To begin the rendering process, cut the fat up into roughly 1" to 1 1/2" squares. Make sure that you don't leave any hair in the fat (you want high quality oil, after all). Fill a large stock pot (or two or three, depending on how much fat you have to render) about 1/4 to 1/3 full. Rending fat will splatter so you don't fill your pot too full. If you are using a conventional stove you don't want to deal with the mess and if you are using your wood cookstove (as we did) you don't want to start a fire.
|Fat cut into chunks|
|Pots on high on the wood cookstove|
|Fat beginning to melt|
|Cracklings beginning to brown|
|Ready to strain|
As the fat begins to melt, the chunks will grow smaller and begin to brown. These are the cracklings (you know, the ones that Laura talked about in the Little House on the Prairie books). Some folks like them sprinkled with a little bit of salt and other people use them to flavor soup or corn bread. If you have no taste for cracklings your chickens will love them.
|Removing the cracklings from the oil|
|Straining the oil and pouring it into jars for canning|

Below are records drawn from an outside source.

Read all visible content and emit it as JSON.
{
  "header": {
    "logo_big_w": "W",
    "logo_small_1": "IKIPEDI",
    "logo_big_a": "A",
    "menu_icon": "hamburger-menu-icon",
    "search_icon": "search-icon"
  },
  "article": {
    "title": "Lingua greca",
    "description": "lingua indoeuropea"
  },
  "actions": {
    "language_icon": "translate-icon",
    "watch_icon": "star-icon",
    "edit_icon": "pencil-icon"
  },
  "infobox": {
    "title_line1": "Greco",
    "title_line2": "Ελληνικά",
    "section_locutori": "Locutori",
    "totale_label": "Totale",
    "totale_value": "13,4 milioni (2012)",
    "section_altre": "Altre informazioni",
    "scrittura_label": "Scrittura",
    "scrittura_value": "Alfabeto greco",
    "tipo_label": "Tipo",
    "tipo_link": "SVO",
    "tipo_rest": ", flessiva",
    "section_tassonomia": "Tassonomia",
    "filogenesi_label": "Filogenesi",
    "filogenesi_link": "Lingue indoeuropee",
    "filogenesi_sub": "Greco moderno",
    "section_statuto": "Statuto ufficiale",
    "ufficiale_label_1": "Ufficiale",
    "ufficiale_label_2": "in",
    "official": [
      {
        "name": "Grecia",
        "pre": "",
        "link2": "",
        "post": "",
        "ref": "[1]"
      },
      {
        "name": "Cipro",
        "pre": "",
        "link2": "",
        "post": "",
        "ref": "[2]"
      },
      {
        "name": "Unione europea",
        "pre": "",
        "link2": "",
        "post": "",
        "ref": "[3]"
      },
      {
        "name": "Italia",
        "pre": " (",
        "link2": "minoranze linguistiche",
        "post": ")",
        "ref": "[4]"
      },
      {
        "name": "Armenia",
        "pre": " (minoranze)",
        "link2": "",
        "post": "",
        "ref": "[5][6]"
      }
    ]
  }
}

After the fat has been poured into sterilized jars, cap them off and put them in your water bath canner and process for 20 minutes. That's it! That is all there is to rendering fat.
|A large roasting pan full of cracklings|
|Ready to use in place of shortening|
Rendering is a skill that every homesteader/prepper should know. It takes little time and the oil that is produced is worth its weight in gold.
*Please excuse the pictures - I took them on my phone!